Longer-term implications of COVID-19

The implications of COVID-19 on the hotel industry are likely to be profound, beginning with near-term cost containments and potential property defaults to rethinking of operational protocols.

But what are the potential longer-term impacts and changes the industry will witness in the months after the virus calms and business starts to return? Or will hoteliers slip back into bad habits? Here are some insights from hoteliers themselves. 

HOTELS: How will the COVID-19 crisis change the hotel business longer term from an operation, marketing, development perspective?

Puneet Chhatwal, managing director, CEO, The Indian Hotels Co. Ltd., Mumbai

In today’s volatile world, management has to factor in multiple disruptions. For the hotel industry these normally were wars, recession or political developments. To these has been added a new factor – global health issues. Lean times also force us to look at ours costs differently. We will need to streamline operations for higher operational cost effectiveness and efficiencies. Marketing will change with enhanced personalized communication to our guests and other stakeholders. Development is not envisaged to be impacted in the long term, though some government reliefs or incentives are always welcome.

Roland Fasel, COO, Aman, London

Without doubt it has highlighted the complexity of running a global business with a multitude of stakeholders – and add to that an ever-changing and evolving situation. COVID-19 has pushed us to increase our intensity and focus and ultimately the team spirit and comradery has soared amongst all our senior leadership. In addition, we have had so much support and well wishes from our community of Amanjunkies who want to check in on our Aman family across the globe. So many personal friendships and connections have been made within our resorts between guests and staff and that feeling of warmth and genuine concern has been a such beacon of hope in these times.
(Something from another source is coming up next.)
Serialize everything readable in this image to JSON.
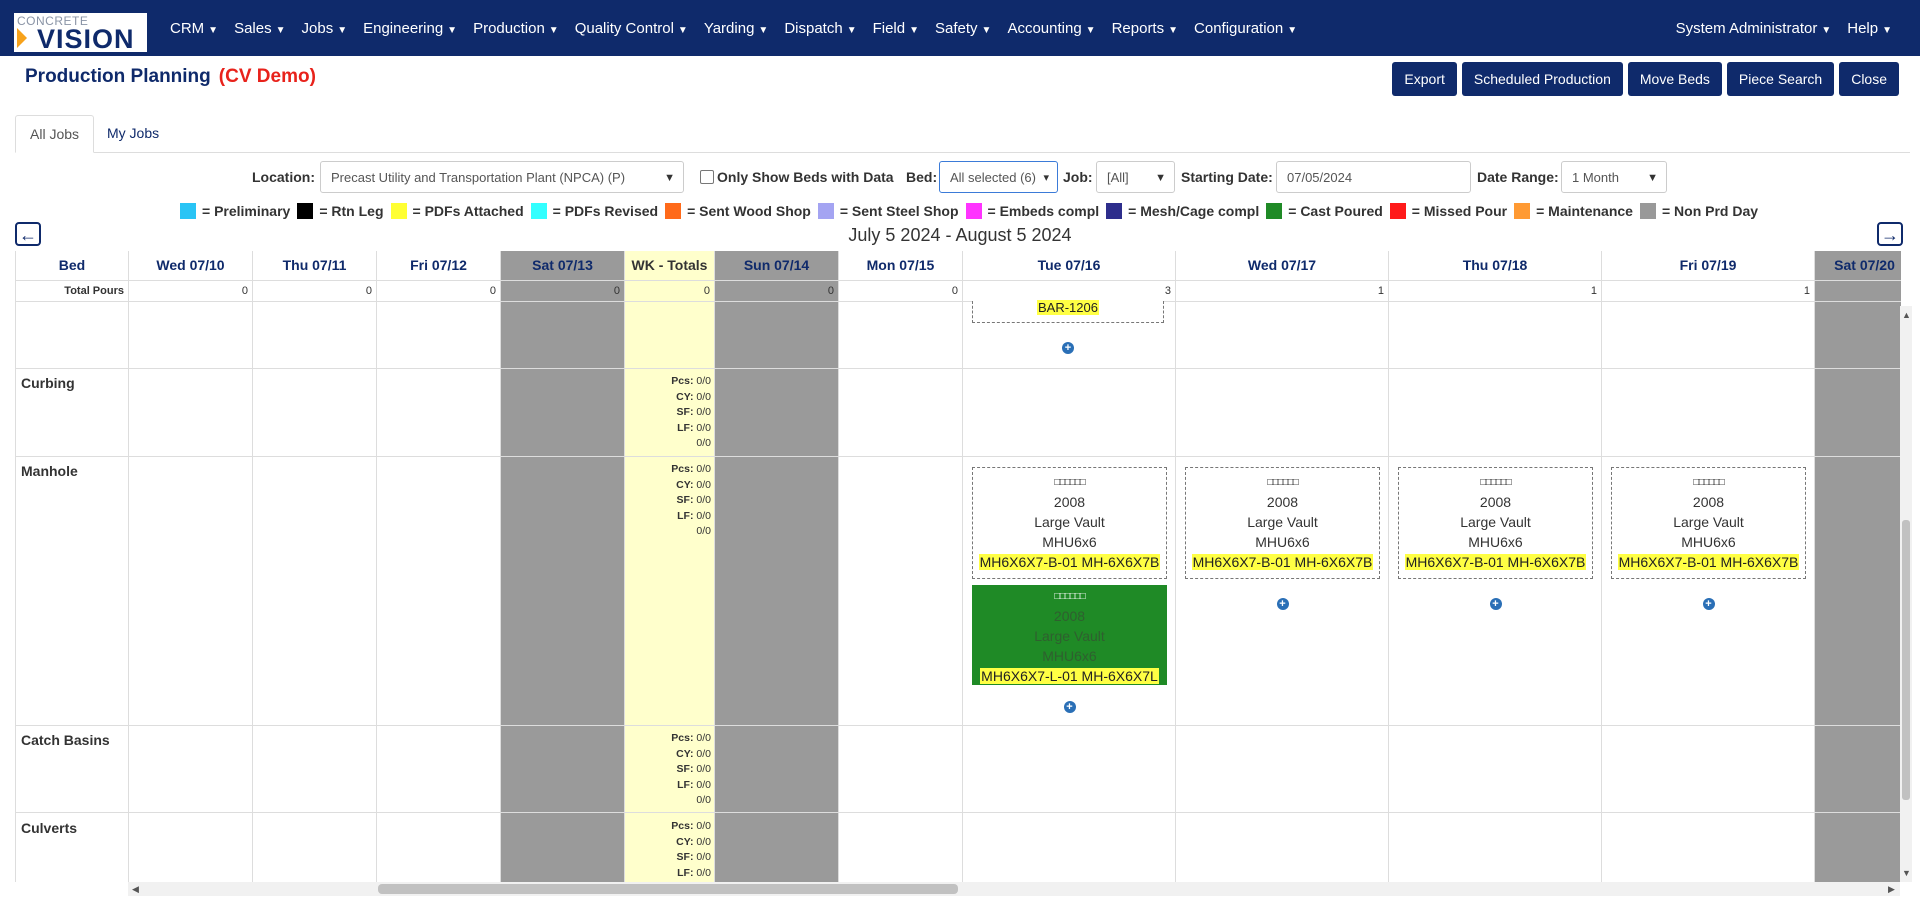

Laurence Geller, chairman, Geller Capital Partners, Chicago

It won’t. We will slip back to our bad habits because people have short memories and forget. Old people like me who have been through recessions since 1973 know that very few look back at history and, if they do ignore it at their peril because they think they are smarter than everyone who has been through it before. The brands are probably the biggest culprits as they encourage more and more programs and standards without commensurately reducing the more redundant programs. But they are not alone and while admiring energy and vitality combined with creativity, we need balanced fiscal prudence.

Steve Kirby, managing principal, Mumford Co., Buford, Georgia

The amenity creep that requires economy properties to operate with similar staffing as mid-market and upper level are over.

Getty Images
Getty Images

Fernando Rocha, chief development officer, Fibra Inn, Monterrey, Mexico

Much more focus on cleanliness, ventilation systems, even materials used for FF&E.

Michael Bellisario, senior research analyst, Robert W. Baird & Co., Chicago

Leverage levels likely will be lower as recency bias kicks in and developers, owners, and lenders reconsider possible downside scenarios in their underwriting. Lower leverage overall could reduce long-term returns from an ownership perspective.

Chris Stanley, vice president, franchises sales and development, Radisson Hotel Group

Everyone has been speculating for years where the next downturn would come from, no one guessed this. Bad deals will fall through, good deals will continue to move forward.

We need to manager our collective image to avoid ‘bailout backlash’ as the banks experienced in 2009 and beyond. We need to be mindful and remind the teams to stay at home when they are sick, the larger picture is not worth the risk.

My biggest concern is potential company mergers and buyouts, more ‘big boy’ companies will damage the industry image.

Kristin Thorsteinsdottir, vice president of development, Club Med

It will hurt asset-heavy operators hard, so the asset-light model will become even more relevant. It will weed out operators that did not have solid balance sheets.